We recognize that there was evidence that the ATVs were 280 to 300 feet away from Fletcher’s Jeep when Vawters and Davis braked and attempted to avoid an accident. Perhaps, assuming the accuracy of the distance, ACIA’s expert is correct that Vawters and Davis could have safely braked or slowed down upon seeing Fletcher’s Jeep in the street. But then it becomes an issue regarding how aggressively Vawters and Davis should have employed their braking systems—quick abrupt use of the brakes or a more controlled prolonged use of the brakes. Clearly, the path chosen by Vawters and Davis was such that they lost control of their ATVs, resulting in contact between their two vehicles. Taking into consideration Vawters’s statement, Bell’s deposition testimony, the speed of the ATVs, and the opinion of plaintiffs’ expert, we agree that reasonable minds could differ with respect to whether there was an actual need for Vawters and Davis to aggressively brake as they did.

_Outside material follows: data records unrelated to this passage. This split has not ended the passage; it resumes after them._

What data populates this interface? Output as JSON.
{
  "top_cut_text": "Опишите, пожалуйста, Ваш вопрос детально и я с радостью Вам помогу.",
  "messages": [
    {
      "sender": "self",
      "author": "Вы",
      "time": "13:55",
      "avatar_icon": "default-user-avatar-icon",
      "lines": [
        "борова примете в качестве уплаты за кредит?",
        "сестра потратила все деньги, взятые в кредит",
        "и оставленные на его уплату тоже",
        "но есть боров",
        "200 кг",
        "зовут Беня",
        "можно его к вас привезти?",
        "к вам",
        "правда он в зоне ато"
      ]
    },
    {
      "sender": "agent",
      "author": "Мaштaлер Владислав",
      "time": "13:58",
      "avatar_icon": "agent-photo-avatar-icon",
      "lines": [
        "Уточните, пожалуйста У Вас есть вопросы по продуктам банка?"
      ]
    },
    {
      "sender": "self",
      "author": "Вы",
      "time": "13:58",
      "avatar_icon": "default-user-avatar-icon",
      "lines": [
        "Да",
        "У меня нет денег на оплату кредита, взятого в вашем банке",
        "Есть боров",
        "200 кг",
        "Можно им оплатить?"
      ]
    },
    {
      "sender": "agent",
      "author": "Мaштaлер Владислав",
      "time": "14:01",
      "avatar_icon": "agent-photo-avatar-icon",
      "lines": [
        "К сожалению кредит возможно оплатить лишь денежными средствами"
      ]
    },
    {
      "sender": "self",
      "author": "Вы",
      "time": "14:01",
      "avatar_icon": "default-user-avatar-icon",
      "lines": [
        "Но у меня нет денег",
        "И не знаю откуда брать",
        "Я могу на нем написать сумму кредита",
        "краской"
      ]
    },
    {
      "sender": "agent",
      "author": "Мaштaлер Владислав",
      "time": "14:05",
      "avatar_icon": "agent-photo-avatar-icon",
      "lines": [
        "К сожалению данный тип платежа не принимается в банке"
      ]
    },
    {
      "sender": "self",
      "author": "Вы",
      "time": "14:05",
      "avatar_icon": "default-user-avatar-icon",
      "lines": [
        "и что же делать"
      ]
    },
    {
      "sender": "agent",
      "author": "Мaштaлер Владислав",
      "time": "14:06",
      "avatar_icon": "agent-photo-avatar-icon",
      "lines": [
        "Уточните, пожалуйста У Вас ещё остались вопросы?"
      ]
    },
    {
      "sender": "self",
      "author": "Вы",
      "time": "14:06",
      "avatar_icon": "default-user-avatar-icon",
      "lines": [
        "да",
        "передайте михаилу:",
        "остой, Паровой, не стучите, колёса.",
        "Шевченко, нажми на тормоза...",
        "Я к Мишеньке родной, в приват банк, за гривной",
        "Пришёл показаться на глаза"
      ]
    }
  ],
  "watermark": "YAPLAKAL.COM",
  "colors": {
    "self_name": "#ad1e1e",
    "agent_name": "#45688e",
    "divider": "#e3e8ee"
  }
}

Detroit Med Ctr is somewhat distinguishable because in that case there was no indication that the motor vehicle had crossed or was about to cross into the motorcyclist’s lane of travel; it appears that the motorcyclist was simply startled by the car’s headlights. The Court found, as a matter of law, that the motorcyclist overreacted to the situation and that there was no actual need to take evasive action. Here, Fletcher’s vehicle was at least partly—perhaps entirely—in the roadway. Therefore, there was evidence that her vehicle was an actual obstruction that had to be avoided one way or the other. Viewing the evidence in a light most favorable to plaintiffs, as we must, we find that the facts in the instant case are more analogous to those in Bromley and Greater Flint HMO than to those in Detroit Med Ctr. In sum, there is a genuine issue of material fact regarding whether Fletcher’s vehicle was actively involved in the accident and whether there was an actual need for Vawters and Davis to respond as they did upon seeing Fletcher’s vehicle. Accordingly, the trial court did not err in denying ACIA’s motion for summary disposition.